Stiff person syndrome
(SPS) is a rare neurological disorder with features of an autoimmune disease. Symptoms may include muscle stiffness in the trunk and limbs, and heightened sensitivity to noise, touch, and emotional distress, which can set off muscle spasms. Affected people may also have abnormal postures, such as being hunched over. SPS affects twice as many women as men. It is frequently associated with other autoimmune diseases such as diabetes, thyroiditis, vitiligo, and pernicious anemia. The exact causes of SPS is not known.

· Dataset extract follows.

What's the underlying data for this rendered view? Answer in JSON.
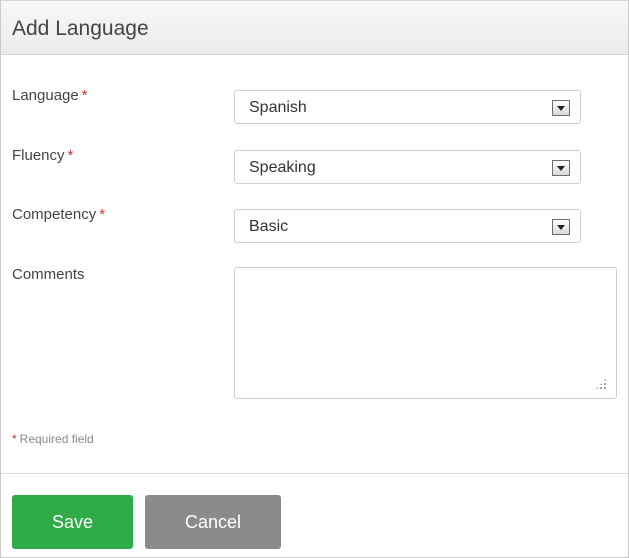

Treatment may involve high-dose diazepam, anti-convulsants, or intravenous immunoglobulin (IVIG). Source: Genetic and Rare Diseases Information Center (GARD), supported by ORDR-NCATS and NHGRI.